Have some upbeat music playing as students enter.Positive, fast paced music puts people in a better mood. It will make the comedian’s job easier if people are already excited and happy. Avoid slow ballads and Adele at all costs!
Choose your announcements wisely. Decide whether to do announcements before or after the show. If doing them before the start, do all the announcements, then introduce the comedian. Don’t start introducing the comedian then make announcements.
If you have more than a minute of announcements, I highly recommend saying them after the performance. A long 5-10 minutes of announcements will kill the energy before the show starts.

Introduce the comedian properly. When introducing the comedian,say their name last. List their credits or whatever they would like you to say first, then say their name last. An audience will clap better and the start of the show will be smoother.

Correct Example:
Tonight’s featured comedian has a best selling book called “Russian Optimism” and has been appeared on FOX’s Laughs, please clap it up for Ben Rosenfeld.

Incorrect Example:
Ben Rosenfeld is your comedian for this evening. He’s been seen on FOX’s Laughs. Clap it up. He has Russian Optimism, a best selling book.

Don’t serve food during the show. If you’re going to have snacks or food, that’s great! Just don’t start opening pizza boxes in the middle of the show. Hide all the pizza in a different room! Don’t let that scent waft through the crowd! Nothing will make people lose focus faster than cheese and pepperoni! Either have food a half hour before show time (and promptly put it away right before starting) or don’t serve anything until after the comedian has finished.

Hydrate the performer!
Have at least 3-4 water bottles ready for the comedian. We like to make sure our throat isn’t dry before talking for an hour straight.

Specify language restrictions early!
If your college requires the performer to avoid certain language or topics, let them know early! At least a week in advance. While we can work squeaky clean when needed, it is not our default setting, so we like to have a few days to plan accordingly. The worst thing you can do to a performer is to tell them about language restrictions five minutes before show time. We want to work with you and ensure you’re happy with the end result, so give us time to plan for those adjustments. If at all possible, I recommend not having language or topic restrictions. Most comedians are seasoned enough to feel out a crowd and know to pull back when they’ve taken something too far.

The Marketing
You know your school’s social media habits way better than me, but here’s some general thoughts:
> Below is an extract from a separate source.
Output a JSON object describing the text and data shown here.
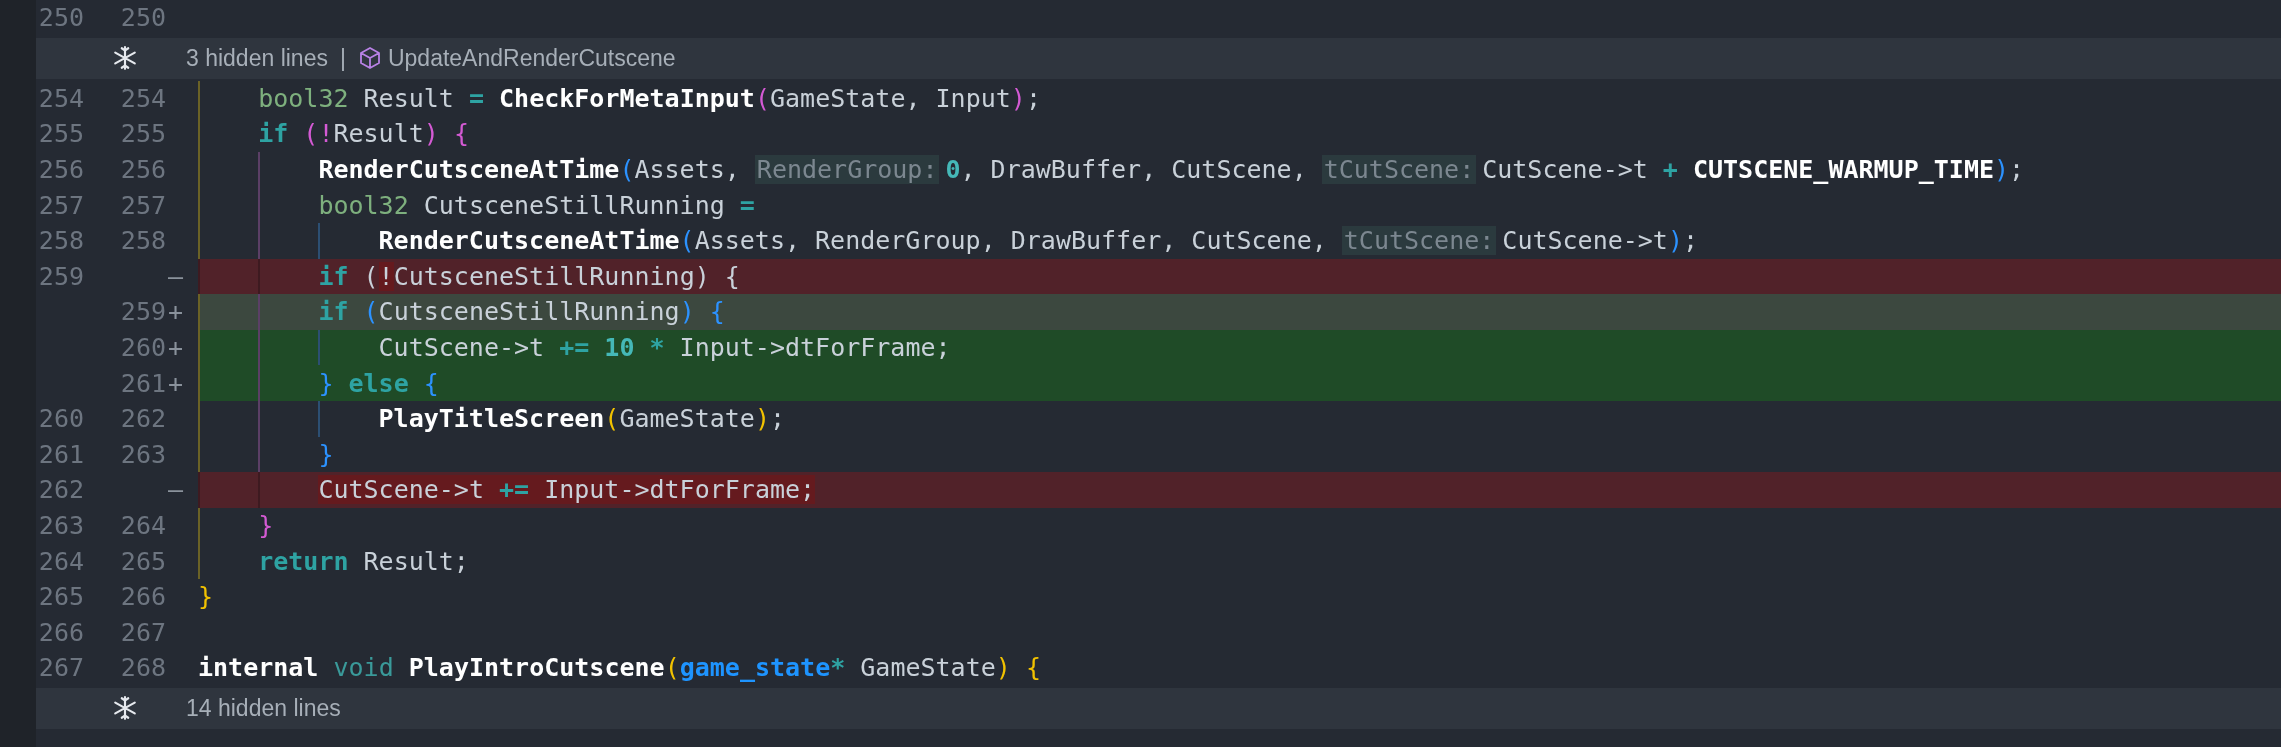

Best case scenario, each email/tweet/instagram/facebook post you do will only be read by 10-20% of people. While you should still do this, don’t rely on virtual marketing alone.
People rarely plan anything more than 2 weeks in advance. So send an announcement two weeks before, one week before, three days before, one day before, and the afternoon of the show.
Announcing the comedy show at previous social events helps a lot.

The most underrated marketing tool is still flyers.Especially flyers in places where people are waiting around with nothing to do – like near elevator buttons, dining hall food lines and even bathroom stalls.

When making flyers, keep the text BIG and minimize unnecessary information. “FREE COMEDY SHOW” and the “DAY/DATE/TIME/LOCATION” should be big enough that you can read it from 10 feet away. The only text you need on a flyer is: Event name, day/date/time, location and performer’s name and photo or a fun graphic. Unless there’s free food after. Add that in. Always promote free food after!

Good Example:
FREE COMEDY SHOW (size 72 font)
[big photo here]
featuring comedian Ben Rosenfeld (size 24 font)
and free hot dogs! (size 24 font)
Fri Sep 2 @ 9PM Scott Hall (size 72 font)